Current temperature: 95 degrees. Relative humidity is a low — for this neighborhood, anyway — 28 percent. Which is not exactly a dry heat, but not the usual punishment, either. It’s a good test for whether you like warm weather.
I don’t like warm weather. Not this warm, anyway.
I really don’t understand why people move to Arizona. Isn’t there an easier, less expensive way to get skin cancer and die of heatstroke?
I know I give a lot of love to the NYT around here, but the place isn’t entirely all that. The Sunday Styles section is the paper’s true toy department; at least one story a week is laughingly stupid or brings the duh. This week there are two: One reveals the astounding news that young librarians tend to be hip, something I discovered in the sophisticated metropolis of Fort Wayne, Indiana…when? More than a decade ago, certainly, and maybe earlier. (And yes, Miss Beth, it was you who opened my eyes.) Oh well — we know NYT reporters get all their books free from Michiko Kakutani’s castoffs and don’t visit the humble regions of the local branch. Not that they haven’t done their research; they’ve watched lots of old movies:
Librarians? Aren’t they supposed to be bespectacled women with a love of classic books and a perpetual annoyance with talkative patrons — the ultimate humorless shushers?
Take it away, Connie.
But the real talker of the week was this, on Fred Thompson’s boobalicious trophy wife, and whether America is “ready” for a president with arm candy 24 years his junior. It’s Mrs. Thompson’s husband I’m not ready for, personally. I like to think the country has seen the hazard of electing an affable empty suit to the White House, but who knows?
Although if it leads to more New York Post leads like this, I might be swayed:
Gruff, graying Republican Fred Thompson has a proven track record of tapping into a younger generation – starting with his wife.
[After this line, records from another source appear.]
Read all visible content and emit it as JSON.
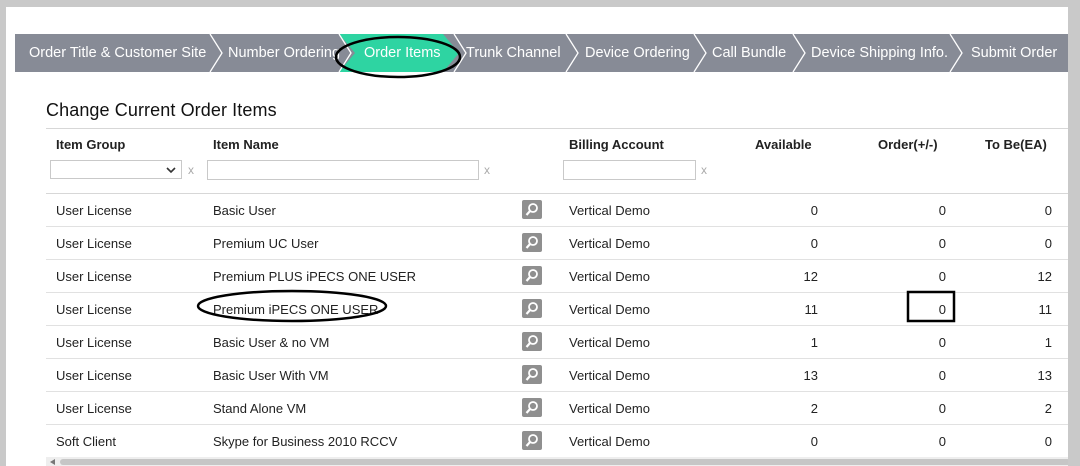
{
  "steps": [
    {
      "label": "Order Title & Customer Site",
      "active": false
    },
    {
      "label": "Number Ordering",
      "active": false
    },
    {
      "label": "Order Items",
      "active": true
    },
    {
      "label": "Trunk Channel",
      "active": false
    },
    {
      "label": "Device Ordering",
      "active": false
    },
    {
      "label": "Call Bundle",
      "active": false
    },
    {
      "label": "Device Shipping Info.",
      "active": false
    },
    {
      "label": "Submit Order",
      "active": false
    }
  ],
  "colors": {
    "step_bg": "#878b96",
    "active_step": "#2ed4a2",
    "annotation": "#000000"
  },
  "page": {
    "title": "Change Current Order Items"
  },
  "table": {
    "headers": {
      "item_group": "Item Group",
      "item_name": "Item Name",
      "billing_account": "Billing Account",
      "available": "Available",
      "order": "Order(+/-)",
      "to_be": "To Be(EA)"
    },
    "filters": {
      "item_group_value": "",
      "item_name_value": "",
      "billing_account_value": "",
      "clear": "x"
    },
    "rows": [
      {
        "group": "User License",
        "name": "Basic User",
        "billing": "Vertical Demo",
        "available": "0",
        "order": "0",
        "to_be": "0"
      },
      {
        "group": "User License",
        "name": "Premium UC User",
        "billing": "Vertical Demo",
        "available": "0",
        "order": "0",
        "to_be": "0"
      },
      {
        "group": "User License",
        "name": "Premium PLUS iPECS ONE USER",
        "billing": "Vertical Demo",
        "available": "12",
        "order": "0",
        "to_be": "12"
      },
      {
        "group": "User License",
        "name": "Premium iPECS ONE USER",
        "billing": "Vertical Demo",
        "available": "11",
        "order": "0",
        "to_be": "11"
      },
      {
        "group": "User License",
        "name": "Basic User & no VM",
        "billing": "Vertical Demo",
        "available": "1",
        "order": "0",
        "to_be": "1"
      },
      {
        "group": "User License",
        "name": "Basic User With VM",
        "billing": "Vertical Demo",
        "available": "13",
        "order": "0",
        "to_be": "13"
      },
      {
        "group": "User License",
        "name": "Stand Alone VM",
        "billing": "Vertical Demo",
        "available": "2",
        "order": "0",
        "to_be": "2"
      },
      {
        "group": "Soft Client",
        "name": "Skype for Business 2010 RCCV",
        "billing": "Vertical Demo",
        "available": "0",
        "order": "0",
        "to_be": "0"
      }
    ]
  }
}
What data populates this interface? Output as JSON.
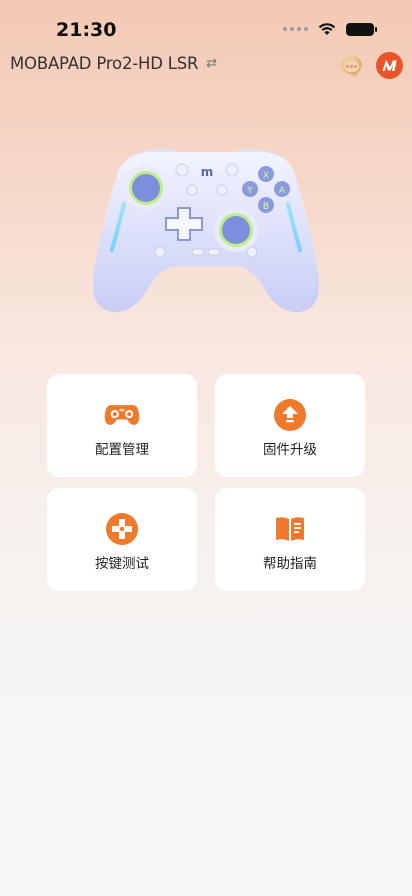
{
  "status_bar": {
    "time": "21:30"
  },
  "header": {
    "device_name": "MOBAPAD Pro2-HD LSR",
    "swap_symbol": "⇄"
  },
  "controller": {
    "face_buttons": [
      "X",
      "Y",
      "A",
      "B"
    ]
  },
  "menu": {
    "items": [
      {
        "label": "配置管理",
        "icon": "gamepad-icon"
      },
      {
        "label": "固件升级",
        "icon": "upgrade-icon"
      },
      {
        "label": "按键测试",
        "icon": "dpad-test-icon"
      },
      {
        "label": "帮助指南",
        "icon": "book-icon"
      }
    ]
  },
  "colors": {
    "accent": "#f07a2c",
    "brand": "#e8552b",
    "card_bg": "#ffffff"
  }
}
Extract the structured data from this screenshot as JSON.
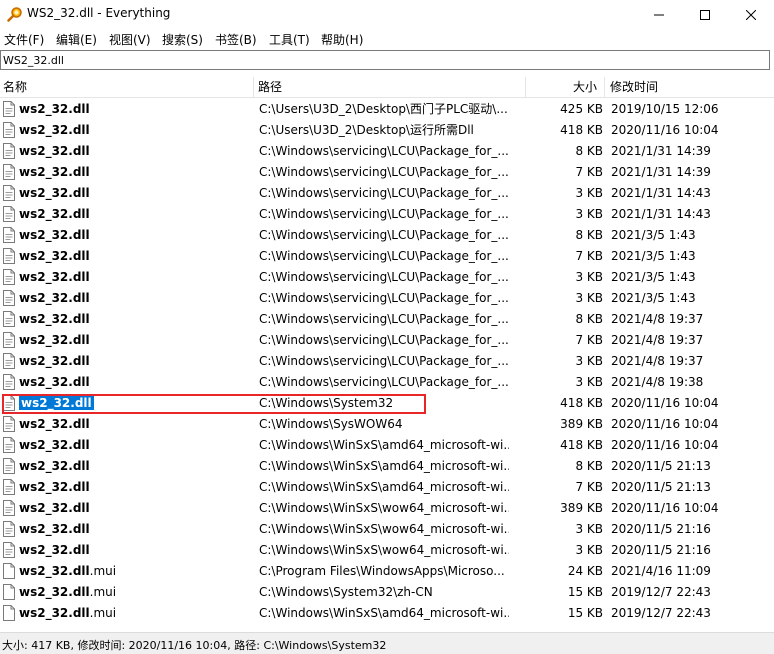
{
  "window": {
    "title": "WS2_32.dll - Everything",
    "icon": "magnifier-icon"
  },
  "menu": [
    "文件(F)",
    "编辑(E)",
    "视图(V)",
    "搜索(S)",
    "书签(B)",
    "工具(T)",
    "帮助(H)"
  ],
  "search": {
    "value": "WS2_32.dll"
  },
  "columns": {
    "name": "名称",
    "path": "路径",
    "size": "大小",
    "modified": "修改时间"
  },
  "rows": [
    {
      "name": "ws2_32.dll",
      "ext": "",
      "path": "C:\\Users\\U3D_2\\Desktop\\西门子PLC驱动\\...",
      "size": "425 KB",
      "modified": "2019/10/15 12:06"
    },
    {
      "name": "ws2_32.dll",
      "ext": "",
      "path": "C:\\Users\\U3D_2\\Desktop\\运行所需Dll",
      "size": "418 KB",
      "modified": "2020/11/16 10:04"
    },
    {
      "name": "ws2_32.dll",
      "ext": "",
      "path": "C:\\Windows\\servicing\\LCU\\Package_for_...",
      "size": "8 KB",
      "modified": "2021/1/31 14:39"
    },
    {
      "name": "ws2_32.dll",
      "ext": "",
      "path": "C:\\Windows\\servicing\\LCU\\Package_for_...",
      "size": "7 KB",
      "modified": "2021/1/31 14:39"
    },
    {
      "name": "ws2_32.dll",
      "ext": "",
      "path": "C:\\Windows\\servicing\\LCU\\Package_for_...",
      "size": "3 KB",
      "modified": "2021/1/31 14:43"
    },
    {
      "name": "ws2_32.dll",
      "ext": "",
      "path": "C:\\Windows\\servicing\\LCU\\Package_for_...",
      "size": "3 KB",
      "modified": "2021/1/31 14:43"
    },
    {
      "name": "ws2_32.dll",
      "ext": "",
      "path": "C:\\Windows\\servicing\\LCU\\Package_for_...",
      "size": "8 KB",
      "modified": "2021/3/5 1:43"
    },
    {
      "name": "ws2_32.dll",
      "ext": "",
      "path": "C:\\Windows\\servicing\\LCU\\Package_for_...",
      "size": "7 KB",
      "modified": "2021/3/5 1:43"
    },
    {
      "name": "ws2_32.dll",
      "ext": "",
      "path": "C:\\Windows\\servicing\\LCU\\Package_for_...",
      "size": "3 KB",
      "modified": "2021/3/5 1:43"
    },
    {
      "name": "ws2_32.dll",
      "ext": "",
      "path": "C:\\Windows\\servicing\\LCU\\Package_for_...",
      "size": "3 KB",
      "modified": "2021/3/5 1:43"
    },
    {
      "name": "ws2_32.dll",
      "ext": "",
      "path": "C:\\Windows\\servicing\\LCU\\Package_for_...",
      "size": "8 KB",
      "modified": "2021/4/8 19:37"
    },
    {
      "name": "ws2_32.dll",
      "ext": "",
      "path": "C:\\Windows\\servicing\\LCU\\Package_for_...",
      "size": "7 KB",
      "modified": "2021/4/8 19:37"
    },
    {
      "name": "ws2_32.dll",
      "ext": "",
      "path": "C:\\Windows\\servicing\\LCU\\Package_for_...",
      "size": "3 KB",
      "modified": "2021/4/8 19:37"
    },
    {
      "name": "ws2_32.dll",
      "ext": "",
      "path": "C:\\Windows\\servicing\\LCU\\Package_for_...",
      "size": "3 KB",
      "modified": "2021/4/8 19:38"
    },
    {
      "name": "ws2_32.dll",
      "ext": "",
      "path": "C:\\Windows\\System32",
      "size": "418 KB",
      "modified": "2020/11/16 10:04",
      "selected": true
    },
    {
      "name": "ws2_32.dll",
      "ext": "",
      "path": "C:\\Windows\\SysWOW64",
      "size": "389 KB",
      "modified": "2020/11/16 10:04"
    },
    {
      "name": "ws2_32.dll",
      "ext": "",
      "path": "C:\\Windows\\WinSxS\\amd64_microsoft-wi...",
      "size": "418 KB",
      "modified": "2020/11/16 10:04"
    },
    {
      "name": "ws2_32.dll",
      "ext": "",
      "path": "C:\\Windows\\WinSxS\\amd64_microsoft-wi...",
      "size": "8 KB",
      "modified": "2020/11/5 21:13"
    },
    {
      "name": "ws2_32.dll",
      "ext": "",
      "path": "C:\\Windows\\WinSxS\\amd64_microsoft-wi...",
      "size": "7 KB",
      "modified": "2020/11/5 21:13"
    },
    {
      "name": "ws2_32.dll",
      "ext": "",
      "path": "C:\\Windows\\WinSxS\\wow64_microsoft-wi...",
      "size": "389 KB",
      "modified": "2020/11/16 10:04"
    },
    {
      "name": "ws2_32.dll",
      "ext": "",
      "path": "C:\\Windows\\WinSxS\\wow64_microsoft-wi...",
      "size": "3 KB",
      "modified": "2020/11/5 21:16"
    },
    {
      "name": "ws2_32.dll",
      "ext": "",
      "path": "C:\\Windows\\WinSxS\\wow64_microsoft-wi...",
      "size": "3 KB",
      "modified": "2020/11/5 21:16"
    },
    {
      "name": "ws2_32.dll",
      "ext": ".mui",
      "path": "C:\\Program Files\\WindowsApps\\Microso...",
      "size": "24 KB",
      "modified": "2021/4/16 11:09"
    },
    {
      "name": "ws2_32.dll",
      "ext": ".mui",
      "path": "C:\\Windows\\System32\\zh-CN",
      "size": "15 KB",
      "modified": "2019/12/7 22:43"
    },
    {
      "name": "ws2_32.dll",
      "ext": ".mui",
      "path": "C:\\Windows\\WinSxS\\amd64_microsoft-wi...",
      "size": "15 KB",
      "modified": "2019/12/7 22:43"
    }
  ],
  "status": {
    "text": "大小: 417 KB, 修改时间: 2020/11/16 10:04, 路径: C:\\Windows\\System32"
  },
  "colors": {
    "selection": "#0078d7",
    "highlight_box": "#e8262a"
  }
}
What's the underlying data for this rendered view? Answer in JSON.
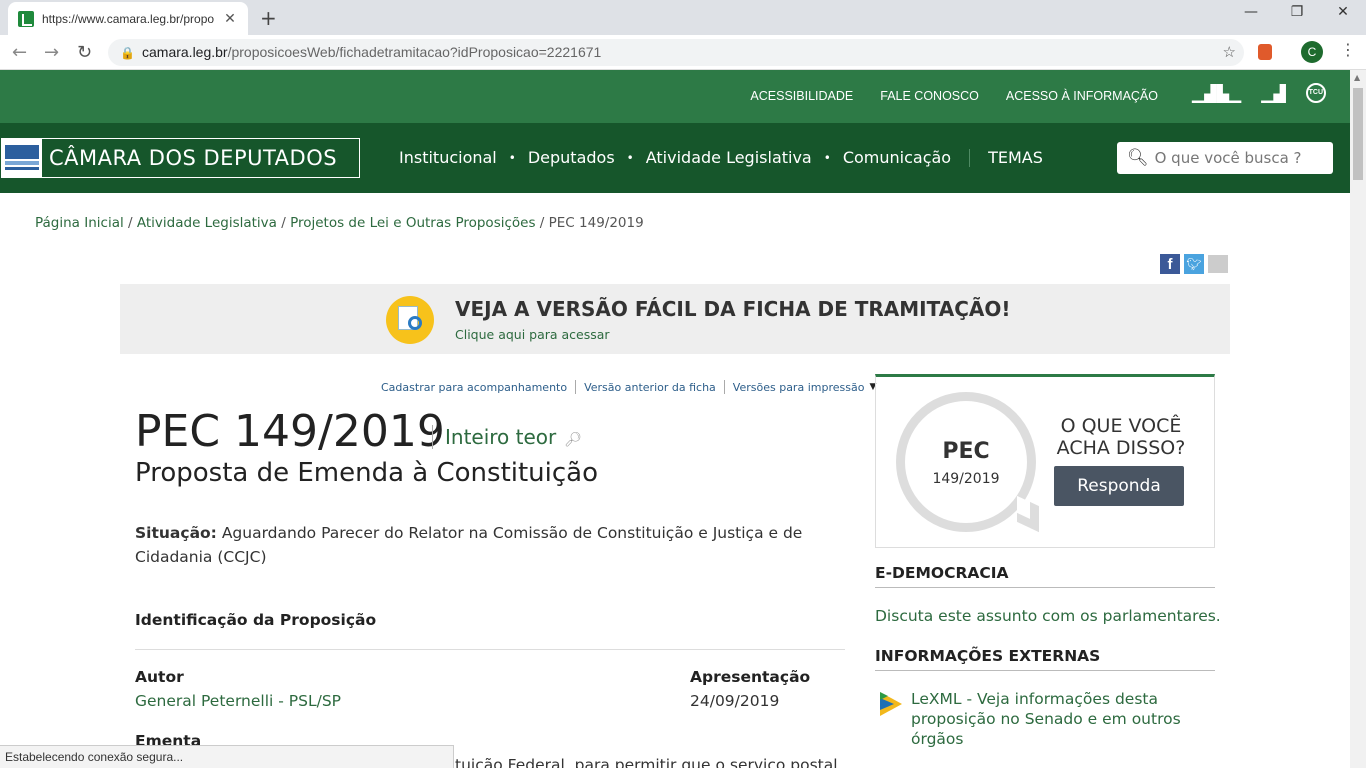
{
  "browser": {
    "tab_title": "https://www.camara.leg.br/propo",
    "tab_close": "✕",
    "new_tab": "+",
    "url_host": "camara.leg.br",
    "url_path": "/proposicoesWeb/fichadetramitacao?idProposicao=2221671",
    "profile_initial": "C",
    "status_text": "Estabelecendo conexão segura..."
  },
  "header": {
    "top_links": [
      "ACESSIBILIDADE",
      "FALE CONOSCO",
      "ACESSO À INFORMAÇÃO"
    ],
    "tcu_label": "TCU",
    "logo_text": "CÂMARA DOS DEPUTADOS",
    "menu": [
      "Institucional",
      "Deputados",
      "Atividade Legislativa",
      "Comunicação",
      "TEMAS"
    ],
    "search_placeholder": "O que você busca ?"
  },
  "breadcrumb": {
    "items": [
      "Página Inicial",
      "Atividade Legislativa",
      "Projetos de Lei e Outras Proposições"
    ],
    "current": "PEC 149/2019"
  },
  "banner": {
    "title": "VEJA A VERSÃO FÁCIL DA FICHA DE TRAMITAÇÃO!",
    "subtitle": "Clique aqui para acessar"
  },
  "actions": [
    "Cadastrar para acompanhamento",
    "Versão anterior da ficha",
    "Versões para impressão"
  ],
  "proposicao": {
    "title": "PEC 149/2019",
    "inteiro_teor": "Inteiro teor",
    "subtitle": "Proposta de Emenda à Constituição",
    "situacao_label": "Situação:",
    "situacao_text": "Aguardando Parecer do Relator na Comissão de Constituição e Justiça e de Cidadania (CCJC)",
    "ident_heading": "Identificação da Proposição",
    "autor_label": "Autor",
    "autor_value": "General Peternelli - PSL/SP",
    "apresentacao_label": "Apresentação",
    "apresentacao_value": "24/09/2019",
    "ementa_label": "Ementa",
    "ementa_value": "tuição Federal, para permitir que o serviço postal"
  },
  "sidebar": {
    "bubble_title": "PEC",
    "bubble_number": "149/2019",
    "question": "O QUE VOCÊ ACHA DISSO?",
    "respond_button": "Responda",
    "edemocracia_heading": "E-DEMOCRACIA",
    "edemocracia_text": "Discuta este assunto com os parlamentares.",
    "externas_heading": "INFORMAÇÕES EXTERNAS",
    "lexml_text": "LeXML - Veja informações desta proposição no Senado e em outros órgãos"
  }
}
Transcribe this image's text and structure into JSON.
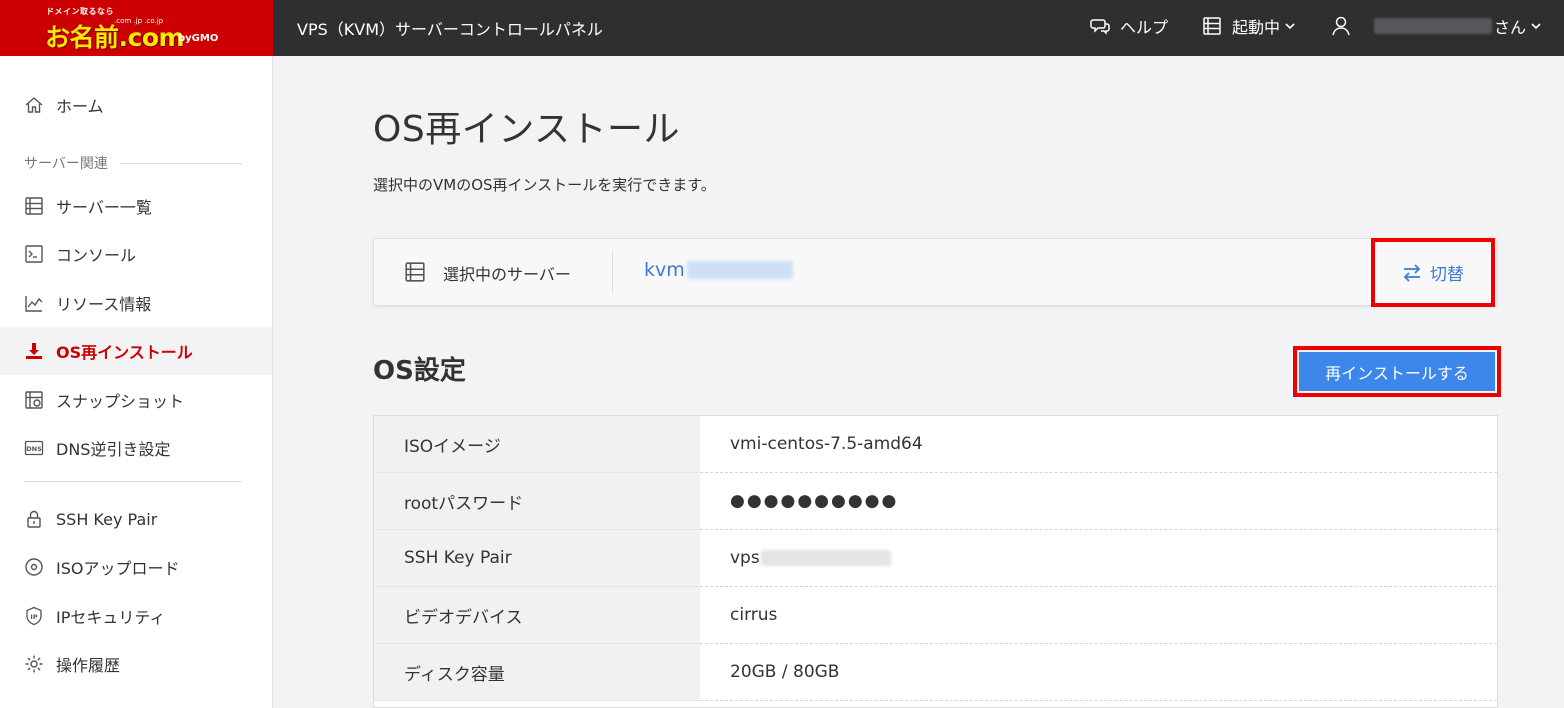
{
  "header": {
    "logo_tagline": "ドメイン取るなら",
    "logo_tlds": ".com .jp .co.jp",
    "logo_text": "お名前.com",
    "logo_gmo": "byGMO",
    "title": "VPS（KVM）サーバーコントロールパネル",
    "help_label": "ヘルプ",
    "status_label": "起動中",
    "user_suffix": "さん"
  },
  "sidebar": {
    "home": "ホーム",
    "section_label": "サーバー関連",
    "items": [
      {
        "label": "サーバー一覧"
      },
      {
        "label": "コンソール"
      },
      {
        "label": "リソース情報"
      },
      {
        "label": "OS再インストール"
      },
      {
        "label": "スナップショット"
      },
      {
        "label": "DNS逆引き設定"
      }
    ],
    "items2": [
      {
        "label": "SSH Key Pair"
      },
      {
        "label": "ISOアップロード"
      },
      {
        "label": "IPセキュリティ"
      },
      {
        "label": "操作履歴"
      }
    ],
    "dns_icon_text": "DNS",
    "ip_icon_text": "IP"
  },
  "main": {
    "title": "OS再インストール",
    "description": "選択中のVMのOS再インストールを実行できます。",
    "server_label": "選択中のサーバー",
    "server_name_prefix": "kvm",
    "switch_label": "切替",
    "os_section_title": "OS設定",
    "reinstall_button": "再インストールする",
    "settings": [
      {
        "key": "ISOイメージ",
        "value": "vmi-centos-7.5-amd64"
      },
      {
        "key": "rootパスワード",
        "value": "●●●●●●●●●●"
      },
      {
        "key": "SSH Key Pair",
        "value": "vps"
      },
      {
        "key": "ビデオデバイス",
        "value": "cirrus"
      },
      {
        "key": "ディスク容量",
        "value": "20GB / 80GB"
      }
    ]
  },
  "colors": {
    "header_bg": "#2e2f31",
    "logo_bg": "#cc0000",
    "accent_red": "#cc0000",
    "link_blue": "#3a7bd5",
    "button_blue": "#3d86ea",
    "highlight_border": "#ee0000"
  }
}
Tiger Stadium is doomed. Everyone knows this. It’s been doomed for a decade, but it’s double-secret probation doomed now. The Tigers have been playing in Comerica Park since 2000, the old temple is yet another crumbling ruin in a city full of them, and the time has come to git ‘er done. There have been plans over the years ranging from clearing it for a big box to the current one, the best (or most ambitious, at least) of the lot: Knock down all but a small portion of the entrance. Preserve the field for a Little League/amateur venue, the centerpiece of a park/history center. Most of the perimeter would be condo/mixed-use development. It’s not a done deal — there’s no developer willing to sign on the line — but a little momentum on the part of the city would help, and at this point “momentum” means “start swinging the wrecking ball.”
Well. This story has been Totally Detroit from the get-go, combining two of the city’s perennial roadblocks to success — race and nostalgia.
(The) city is moving to dismantle the stadium — with most of the structure to be razed next year. The council threw a monkey wrench into the plan this year when several members balked at the racial composition of the community committee created to advise the city on how to proceed, saying there were not enough minority members.
And Exhibit B:
“This doesn’t have to be torn down,” said Aaron Burton, 52, of South Lyon, who opposes demolition of the stadium. “There is plenty of other space in the area that can be developed. Keep the ballpark and use it.”
What an attitude. The follow-up question — Use it for what? — is rarely asked, or if asked, never answered with anything more than a shrug. I did a story on this last year, and was amazed by how many people seem to think the world clamors for old baseball stadiums, and is just waiting to get its mitts on one, so they can turn it into…”a minor-league park,” is the most common answer.
Yes, yes, a minor-league park. Because surely a city with four major-league professional sports competing for scarce dollars in a depressed economy, with two Big Ten colleges within a 90-minute drive, is clamoring for minor-league baseball. And lord knows how many teams would love to spend millions rehabbing a crumbing ruin with four or five times the seating they would require on the biggest day of the year. And surely the Tigers’ current owners won’t object to discount baseball being played a mile away from their home plate.
But…but…Babe Ruth played there! And Ty Cobb! And several World Series, and what about Ernie Harwell? Let’s keep it up another few years, at least, so we can think about it some more. Not do anything rash.
Boy, I’ll tell you, if there’s one thing living in the Rust Belt has taught me, it’s that nostalgia can be as corrosive as urban blight itself. The Yankees will be building a new park soon, if they aren’t already; excuse me, I don’t keep up with all these things. Ask New Yorkers what’s happening to the old place. In a place like New York, I doubt it will be there long.
Just checked the forecast. We were promised storms and a “slow cooling.” The sky is as clear as a baby’s complexion and the high will be…95!
Ugh. And so the week begins.